▶ [What the task asks]
The entries below must be copied exactly as they are.

+++

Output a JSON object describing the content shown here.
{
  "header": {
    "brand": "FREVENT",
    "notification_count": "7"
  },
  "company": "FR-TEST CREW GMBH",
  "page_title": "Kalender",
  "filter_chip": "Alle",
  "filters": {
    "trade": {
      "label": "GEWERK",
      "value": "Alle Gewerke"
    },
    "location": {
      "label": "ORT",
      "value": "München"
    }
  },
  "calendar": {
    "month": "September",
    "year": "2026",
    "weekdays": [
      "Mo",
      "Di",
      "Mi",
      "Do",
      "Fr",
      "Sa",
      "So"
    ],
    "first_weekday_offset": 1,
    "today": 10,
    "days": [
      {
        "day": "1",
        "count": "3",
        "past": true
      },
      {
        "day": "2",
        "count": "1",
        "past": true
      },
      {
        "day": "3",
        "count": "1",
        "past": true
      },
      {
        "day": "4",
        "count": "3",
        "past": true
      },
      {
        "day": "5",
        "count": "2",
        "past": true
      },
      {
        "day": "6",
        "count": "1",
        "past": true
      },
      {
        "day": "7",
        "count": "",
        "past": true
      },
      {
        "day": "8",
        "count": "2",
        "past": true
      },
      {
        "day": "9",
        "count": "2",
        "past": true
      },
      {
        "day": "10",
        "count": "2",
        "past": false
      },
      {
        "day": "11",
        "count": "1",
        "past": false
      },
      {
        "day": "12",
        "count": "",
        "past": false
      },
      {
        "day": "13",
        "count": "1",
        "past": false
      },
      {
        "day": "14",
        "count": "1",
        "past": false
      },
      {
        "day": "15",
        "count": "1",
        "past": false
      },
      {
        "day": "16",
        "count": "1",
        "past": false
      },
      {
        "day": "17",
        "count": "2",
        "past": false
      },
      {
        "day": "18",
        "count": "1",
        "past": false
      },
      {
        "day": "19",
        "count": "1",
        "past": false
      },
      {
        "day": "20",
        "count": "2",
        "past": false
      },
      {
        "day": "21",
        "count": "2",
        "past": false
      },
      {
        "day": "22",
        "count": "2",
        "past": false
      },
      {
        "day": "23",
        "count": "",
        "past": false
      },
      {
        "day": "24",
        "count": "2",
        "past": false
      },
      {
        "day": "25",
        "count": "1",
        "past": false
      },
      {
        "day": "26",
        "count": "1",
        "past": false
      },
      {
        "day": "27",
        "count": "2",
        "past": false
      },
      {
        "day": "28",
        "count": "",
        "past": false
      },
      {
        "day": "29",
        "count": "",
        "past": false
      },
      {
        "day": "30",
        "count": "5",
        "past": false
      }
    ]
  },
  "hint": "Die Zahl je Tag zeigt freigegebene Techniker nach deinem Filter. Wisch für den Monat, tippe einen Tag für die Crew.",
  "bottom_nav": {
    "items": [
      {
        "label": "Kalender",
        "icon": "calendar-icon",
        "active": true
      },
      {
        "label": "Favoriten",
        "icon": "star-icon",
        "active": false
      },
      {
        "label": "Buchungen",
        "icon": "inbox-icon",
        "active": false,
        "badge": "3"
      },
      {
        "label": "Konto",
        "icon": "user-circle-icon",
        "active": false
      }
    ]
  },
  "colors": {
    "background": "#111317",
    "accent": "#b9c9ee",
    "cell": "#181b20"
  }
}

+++

▶ [Solution for this task]
Output a JSON object describing the content shown here.
{
  "header": {
    "brand": "FREVENT",
    "notification_count": "7"
  },
  "company": "FR-TEST CREW GMBH",
  "page_title": "Kalender",
  "filter_chip": "Alle",
  "filters": {
    "trade": {
      "label": "GEWERK",
      "value": "Alle Gewerke"
    },
    "location": {
      "label": "ORT",
      "value": "München"
    }
  },
  "calendar": {
    "month": "September",
    "year": "2026",
    "weekdays": [
      "Mo",
      "Di",
      "Mi",
      "Do",
      "Fr",
      "Sa",
      "So"
    ],
    "first_weekday_offset": 1,
    "today": 10,
    "days": [
      {
        "day": "1",
        "count": "3",
        "past": true
      },
      {
        "day": "2",
        "count": "1",
        "past": true
      },
      {
        "day": "3",
        "count": "1",
        "past": true
      },
      {
        "day": "4",
        "count": "3",
        "past": true
      },
      {
        "day": "5",
        "count": "2",
        "past": true
      },
      {
        "day": "6",
        "count": "1",
        "past": true
      },
      {
        "day": "7",
        "count": "",
        "past": true
      },
      {
        "day": "8",
        "count": "2",
        "past": true
      },
      {
        "day": "9",
        "count": "2",
        "past": true
      },
      {
        "day": "10",
        "count": "2",
        "past": false
      },
      {
        "day": "11",
        "count": "1",
        "past": false
      },
      {
        "day": "12",
        "count": "",
        "past": false
      },
      {
        "day": "13",
        "count": "1",
        "past": false
      },
      {
        "day": "14",
        "count": "1",
        "past": false
      },
      {
        "day": "15",
        "count": "1",
        "past": false
      },
      {
        "day": "16",
        "count": "1",
        "past": false
      },
      {
        "day": "17",
        "count": "2",
        "past": false
      },
      {
        "day": "18",
        "count": "1",
        "past": false
      },
      {
        "day": "19",
        "count": "1",
        "past": false
      },
      {
        "day": "20",
        "count": "2",
        "past": false
      },
      {
        "day": "21",
        "count": "2",
        "past": false
      },
      {
        "day": "22",
        "count": "2",
        "past": false
      },
      {
        "day": "23",
        "count": "",
        "past": false
      },
      {
        "day": "24",
        "count": "2",
        "past": false
      },
      {
        "day": "25",
        "count": "1",
        "past": false
      },
      {
        "day": "26",
        "count": "1",
        "past": false
      },
      {
        "day": "27",
        "count": "2",
        "past": false
      },
      {
        "day": "28",
        "count": "",
        "past": false
      },
      {
        "day": "29",
        "count": "",
        "past": false
      },
      {
        "day": "30",
        "count": "5",
        "past": false
      }
    ]
  },
  "hint": "Die Zahl je Tag zeigt freigegebene Techniker nach deinem Filter. Wisch für den Monat, tippe einen Tag für die Crew.",
  "bottom_nav": {
    "items": [
      {
        "label": "Kalender",
        "icon": "calendar-icon",
        "active": true
      },
      {
        "label": "Favoriten",
        "icon": "star-icon",
        "active": false
      },
      {
        "label": "Buchungen",
        "icon": "inbox-icon",
        "active": false,
        "badge": "3"
      },
      {
        "label": "Konto",
        "icon": "user-circle-icon",
        "active": false
      }
    ]
  },
  "colors": {
    "background": "#111317",
    "accent": "#b9c9ee",
    "cell": "#181b20"
  }
}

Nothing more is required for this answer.